Complications can occur and will depend largely on the severity of the condition, but can include difficulty breathing, chewing and swallowing, which can lead to sleep apnea and weight loss or failure to thrive in infants. In some cases, a tracheotomy or feeding tube may be necessary until surgical correction can be achieved.


Since this disease is genetically linked genetic counseling may be the only way to decrease occurrences of the condition. The lack of severity of symptoms of the parents may be cause for failure to recognize the disorder. The optimal time to be tested for mutations is prior to having children.

The disease results from a genetic mutation and this gene have been found to spontaneously mutate. Therefore there may be no prevention techniques available.

Treatment and Surgery of Mandibular Hypoplasia

Surgery is the only treatment option for mandibular hypoplasia. Reconstruction of facial features is performed during surgery. The extent of surgery is dependent on its degree of under development. A series of bone grafting is performed to the rebuilt mandible. An oral or maxillofacial surgeon can perform this reconstruction surgery. 

The maxillofacial surgeon performs the surgery based on the condition and makes recommendations treatment based on medical history, development, the severity of the condition, and age. Surgery of lower jaw line is quite complicated because mandibular jaw performs many functions and have many purposes.

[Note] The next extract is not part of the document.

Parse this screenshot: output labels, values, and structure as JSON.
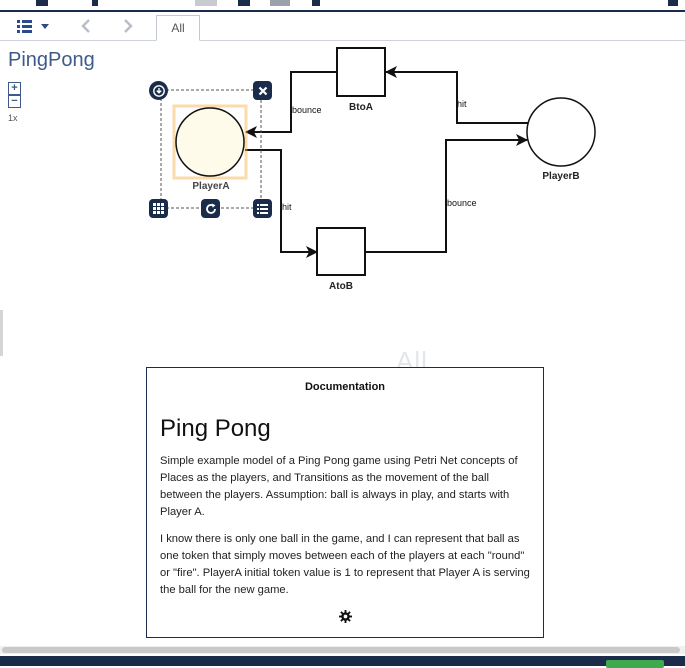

Other than functioning, it has its importance in maintaining the facial structure. Sometimes surgery completely rebuilt facial features and also corrects or eliminates complications arisen from mandibular hypoplasia.

Surgery has greater success in improving facial features and correcting or alleviating complications that can occur because of hypoplasia, such as difficulty in eating and swallowing and breathing.

Related reading:


  • Mandibular Hypoplasia Definition, Symptoms, Causes, Treatment, Surgery. Healthcare tip. Retrieved from



Isreal olabanji a dental assistant and public health professionals and has years of experience in assisting the dentist with all sorts of dental issues.We regularly post timely and trustworthy medical information and news on Fitness, Dental care, Recipes, Child health, obstetrics, and more.

Leave A Reply